Bug patrol and peony joy

Going into the garden for some heavy pruning and edging, I found myself on non-stop bug patrol. The green/black fly have started on the roses, are continuing on all the soft fruit and still attacking the new growth on the maples. I prefer to share the job with ladybirds than to use to insecticide, and the ladybirds are in short supply, so to keep up with them I have to spend the time.

Then there are the lily beetles. If there is anything nastier than squashing a lily beetle, it is dealing with their larva.
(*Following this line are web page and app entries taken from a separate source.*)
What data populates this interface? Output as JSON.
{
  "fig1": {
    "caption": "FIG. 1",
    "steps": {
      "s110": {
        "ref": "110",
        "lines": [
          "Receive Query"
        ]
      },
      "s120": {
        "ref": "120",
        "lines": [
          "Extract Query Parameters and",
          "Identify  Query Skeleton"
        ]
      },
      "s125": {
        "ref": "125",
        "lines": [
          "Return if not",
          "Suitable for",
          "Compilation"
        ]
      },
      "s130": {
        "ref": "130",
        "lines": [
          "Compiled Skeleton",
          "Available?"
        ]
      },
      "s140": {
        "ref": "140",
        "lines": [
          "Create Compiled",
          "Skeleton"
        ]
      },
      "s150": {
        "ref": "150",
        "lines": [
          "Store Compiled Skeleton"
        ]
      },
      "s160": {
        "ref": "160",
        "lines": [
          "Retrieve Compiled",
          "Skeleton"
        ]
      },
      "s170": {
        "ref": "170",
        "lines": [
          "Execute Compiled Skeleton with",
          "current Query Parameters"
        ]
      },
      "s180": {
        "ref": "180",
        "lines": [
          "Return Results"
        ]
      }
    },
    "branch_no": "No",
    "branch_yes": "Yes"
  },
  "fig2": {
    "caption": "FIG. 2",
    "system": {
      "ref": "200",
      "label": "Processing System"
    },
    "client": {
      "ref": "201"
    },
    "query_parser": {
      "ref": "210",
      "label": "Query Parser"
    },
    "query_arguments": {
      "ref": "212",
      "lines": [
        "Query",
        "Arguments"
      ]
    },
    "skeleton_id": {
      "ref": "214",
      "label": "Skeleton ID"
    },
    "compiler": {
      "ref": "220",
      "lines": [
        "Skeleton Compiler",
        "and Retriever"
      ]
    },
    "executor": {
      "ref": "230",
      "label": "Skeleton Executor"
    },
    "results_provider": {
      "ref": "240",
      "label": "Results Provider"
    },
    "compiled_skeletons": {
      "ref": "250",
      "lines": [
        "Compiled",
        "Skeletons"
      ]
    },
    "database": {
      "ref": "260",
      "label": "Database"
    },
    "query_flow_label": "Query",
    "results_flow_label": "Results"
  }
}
These are encased in revolting black smeary gunge and need a strong stomach, but as far as I know, there is still no known predator in the UK. I love the lilies so it’s worth it.

There are compensations, peonies don’t seem to be afflicted with bugs:
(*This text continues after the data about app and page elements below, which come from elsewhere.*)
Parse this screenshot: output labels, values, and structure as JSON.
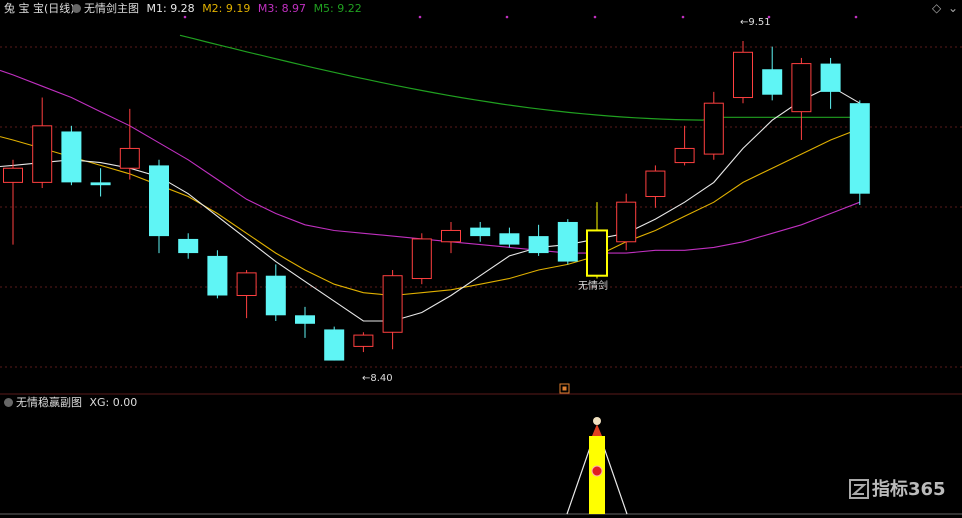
{
  "header": {
    "app_title": "兔 宝 宝(日线)",
    "main_indicator": "无情剑主图",
    "m1_label": "M1: 9.28",
    "m2_label": "M2: 9.19",
    "m3_label": "M3: 8.97",
    "m5_label": "M5: 9.22",
    "settings_icon": "diamond-icon"
  },
  "colors": {
    "up": "#ff4040",
    "down": "#5ff5f5",
    "m1": "#e8e8e8",
    "m2": "#e0b000",
    "m3": "#c030c0",
    "m5": "#20a020",
    "signal": "#ffff00",
    "grid": "#5a1a1a"
  },
  "annotations": {
    "high_label": "9.51",
    "low_label": "8.40",
    "signal_label": "无情剑"
  },
  "sub_panel": {
    "title": "无情稳赢副图",
    "xg_label": "XG: 0.00"
  },
  "watermark": {
    "text": "指标365"
  },
  "chart_data": {
    "type": "candlestick",
    "y_range": [
      8.28,
      9.56
    ],
    "candles": [
      {
        "o": 9.0,
        "c": 9.05,
        "h": 9.08,
        "l": 8.78,
        "up": true
      },
      {
        "o": 9.0,
        "c": 9.2,
        "h": 9.3,
        "l": 8.98,
        "up": true
      },
      {
        "o": 9.18,
        "c": 9.0,
        "h": 9.2,
        "l": 8.99,
        "up": false
      },
      {
        "o": 9.0,
        "c": 8.99,
        "h": 9.05,
        "l": 8.95,
        "up": false
      },
      {
        "o": 9.05,
        "c": 9.12,
        "h": 9.26,
        "l": 9.01,
        "up": true
      },
      {
        "o": 9.06,
        "c": 8.81,
        "h": 9.08,
        "l": 8.75,
        "up": false
      },
      {
        "o": 8.8,
        "c": 8.75,
        "h": 8.82,
        "l": 8.73,
        "up": false
      },
      {
        "o": 8.74,
        "c": 8.6,
        "h": 8.76,
        "l": 8.59,
        "up": false
      },
      {
        "o": 8.6,
        "c": 8.68,
        "h": 8.69,
        "l": 8.52,
        "up": true
      },
      {
        "o": 8.67,
        "c": 8.53,
        "h": 8.71,
        "l": 8.51,
        "up": false
      },
      {
        "o": 8.53,
        "c": 8.5,
        "h": 8.56,
        "l": 8.45,
        "up": false
      },
      {
        "o": 8.48,
        "c": 8.37,
        "h": 8.49,
        "l": 8.37,
        "up": false
      },
      {
        "o": 8.42,
        "c": 8.46,
        "h": 8.47,
        "l": 8.4,
        "up": true
      },
      {
        "o": 8.47,
        "c": 8.67,
        "h": 8.69,
        "l": 8.41,
        "up": true
      },
      {
        "o": 8.66,
        "c": 8.8,
        "h": 8.82,
        "l": 8.64,
        "up": true
      },
      {
        "o": 8.79,
        "c": 8.83,
        "h": 8.86,
        "l": 8.75,
        "up": true
      },
      {
        "o": 8.84,
        "c": 8.81,
        "h": 8.86,
        "l": 8.79,
        "up": false
      },
      {
        "o": 8.82,
        "c": 8.78,
        "h": 8.84,
        "l": 8.77,
        "up": false
      },
      {
        "o": 8.81,
        "c": 8.75,
        "h": 8.85,
        "l": 8.74,
        "up": false
      },
      {
        "o": 8.86,
        "c": 8.72,
        "h": 8.87,
        "l": 8.71,
        "up": false
      },
      {
        "o": 8.67,
        "c": 8.83,
        "h": 8.93,
        "l": 8.66,
        "up": false,
        "signal": true
      },
      {
        "o": 8.79,
        "c": 8.93,
        "h": 8.96,
        "l": 8.76,
        "up": true
      },
      {
        "o": 8.95,
        "c": 9.04,
        "h": 9.06,
        "l": 8.91,
        "up": true
      },
      {
        "o": 9.07,
        "c": 9.12,
        "h": 9.2,
        "l": 9.06,
        "up": true
      },
      {
        "o": 9.1,
        "c": 9.28,
        "h": 9.32,
        "l": 9.08,
        "up": true
      },
      {
        "o": 9.3,
        "c": 9.46,
        "h": 9.5,
        "l": 9.28,
        "up": true
      },
      {
        "o": 9.4,
        "c": 9.31,
        "h": 9.48,
        "l": 9.29,
        "up": false
      },
      {
        "o": 9.25,
        "c": 9.42,
        "h": 9.44,
        "l": 9.15,
        "up": true
      },
      {
        "o": 9.42,
        "c": 9.32,
        "h": 9.44,
        "l": 9.26,
        "up": false
      },
      {
        "o": 9.28,
        "c": 8.96,
        "h": 9.29,
        "l": 8.92,
        "up": false
      }
    ],
    "m1": [
      9.06,
      9.07,
      9.08,
      9.07,
      9.05,
      9.02,
      8.96,
      8.88,
      8.8,
      8.72,
      8.65,
      8.58,
      8.51,
      8.51,
      8.54,
      8.6,
      8.67,
      8.74,
      8.77,
      8.78,
      8.8,
      8.82,
      8.87,
      8.93,
      9.0,
      9.12,
      9.22,
      9.29,
      9.34,
      9.28
    ],
    "m2": [
      9.15,
      9.12,
      9.09,
      9.06,
      9.03,
      8.99,
      8.95,
      8.89,
      8.82,
      8.75,
      8.69,
      8.64,
      8.61,
      8.6,
      8.61,
      8.62,
      8.64,
      8.66,
      8.69,
      8.71,
      8.74,
      8.79,
      8.83,
      8.88,
      8.93,
      9.0,
      9.05,
      9.1,
      9.15,
      9.19
    ],
    "m3": [
      9.38,
      9.34,
      9.3,
      9.25,
      9.2,
      9.14,
      9.08,
      9.01,
      8.94,
      8.89,
      8.85,
      8.83,
      8.82,
      8.81,
      8.8,
      8.79,
      8.78,
      8.77,
      8.76,
      8.75,
      8.75,
      8.75,
      8.76,
      8.76,
      8.77,
      8.79,
      8.82,
      8.85,
      8.89,
      8.93
    ]
  }
}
DSCN3941 DSCN3942   DSCN3946

Mahler and garden ghosts

White souls have been inhabiting the garden last two mornings. These rather beautiful ghosts are the frost covers that I wrap around vulnerable plants that are just coming into new leaf. And yes, I know I should only grow hardy plants, but sometimes the tender growth on tree peonies gets zapped and one of the great joys of spring is waiting for the oh-so-slow buds to open into fragile cabbage-sized blooms. I am equally soppy about the new growth on my maples. In fact I go a little gaga each spring as I watch the leaves unfolding (and again in autumn as they blaze before dying).
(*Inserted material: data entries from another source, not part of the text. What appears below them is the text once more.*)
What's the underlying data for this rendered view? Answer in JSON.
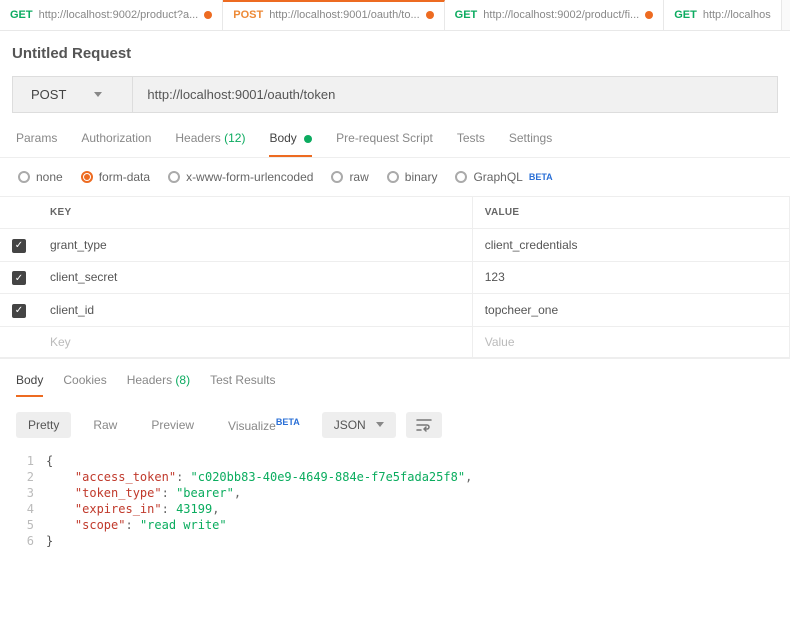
{
  "tabs": [
    {
      "method": "GET",
      "methodClass": "get",
      "url": "http://localhost:9002/product?a...",
      "dot": true,
      "active": false
    },
    {
      "method": "POST",
      "methodClass": "post",
      "url": "http://localhost:9001/oauth/to...",
      "dot": true,
      "active": true
    },
    {
      "method": "GET",
      "methodClass": "get",
      "url": "http://localhost:9002/product/fi...",
      "dot": true,
      "active": false
    },
    {
      "method": "GET",
      "methodClass": "get",
      "url": "http://localhos",
      "dot": false,
      "active": false
    }
  ],
  "request_title": "Untitled Request",
  "method": "POST",
  "url": "http://localhost:9001/oauth/token",
  "request_subtabs": [
    {
      "label": "Params",
      "active": false
    },
    {
      "label": "Authorization",
      "active": false
    },
    {
      "label": "Headers",
      "count": "(12)",
      "active": false
    },
    {
      "label": "Body",
      "dot": true,
      "active": true
    },
    {
      "label": "Pre-request Script",
      "active": false
    },
    {
      "label": "Tests",
      "active": false
    },
    {
      "label": "Settings",
      "active": false
    }
  ],
  "body_types": {
    "none": "none",
    "form_data": "form-data",
    "url_encoded": "x-www-form-urlencoded",
    "raw": "raw",
    "binary": "binary",
    "graphql": "GraphQL",
    "beta": "BETA"
  },
  "table_headers": {
    "key": "KEY",
    "value": "VALUE"
  },
  "form_rows": [
    {
      "checked": true,
      "key": "grant_type",
      "value": "client_credentials"
    },
    {
      "checked": true,
      "key": "client_secret",
      "value": "123"
    },
    {
      "checked": true,
      "key": "client_id",
      "value": "topcheer_one"
    }
  ],
  "table_placeholders": {
    "key": "Key",
    "value": "Value"
  },
  "response_tabs": [
    {
      "label": "Body",
      "active": true
    },
    {
      "label": "Cookies",
      "active": false
    },
    {
      "label": "Headers",
      "count": "(8)",
      "active": false
    },
    {
      "label": "Test Results",
      "active": false
    }
  ],
  "response_views": {
    "pretty": "Pretty",
    "raw": "Raw",
    "preview": "Preview",
    "visualize": "Visualize",
    "beta": "BETA"
  },
  "response_type": "JSON",
  "json_lines": {
    "l1": "{",
    "l2_k": "\"access_token\"",
    "l2_v": "\"c020bb83-40e9-4649-884e-f7e5fada25f8\"",
    "l3_k": "\"token_type\"",
    "l3_v": "\"bearer\"",
    "l4_k": "\"expires_in\"",
    "l4_v": "43199",
    "l5_k": "\"scope\"",
    "l5_v": "\"read write\"",
    "l6": "}"
  },
  "gutter": [
    "1",
    "2",
    "3",
    "4",
    "5",
    "6"
  ]
}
Last night was a treat beyond description. We had recorded a performance of Mahler 1, conducted by Simon Rattle with the Berlin Phil, in Singapore. I am a Mahler addict anyway, but this was so beautiful, intense and powerful, that I cannot imagine a more fulfilling experience. I so much prefer to have my heart beating too fast because of a musical crescendo than because a foolish character in fiction or TV drama is blatantly putting themselves in danger and we are invited to watch their downfall.

Shattering, but immensely satisfying day playing with bricks. The brick paving on the drive was washed so all the sand has gone. Over the twenty years they have been there many bricks have sunk and there are bad, wobbly patches. I found I could extract the bad bricks, introduce sharp sand and make them level again. I have also been robbing the bricks from the area that is being redone (THEY START TOMORROW – only a week later than scheduled) and my brick paths can progress at last. The garden is a war zone now, with piles of earth, turfs, pots full of uprooted shrubs and bulbs, bags of rubble and sand.

The birds are unfazed and nesting industriously. The early martins have stayed and settled and are burbling away outside the bedroom window.


On Thursday I did some serious work on Border Line and managed to post another submission yesterday. I don’t plan to talk about politics in this blog, but the events in Boston and elsewhere have made an uncomfortable backdrop to our domestic and very lucky and privileged lives.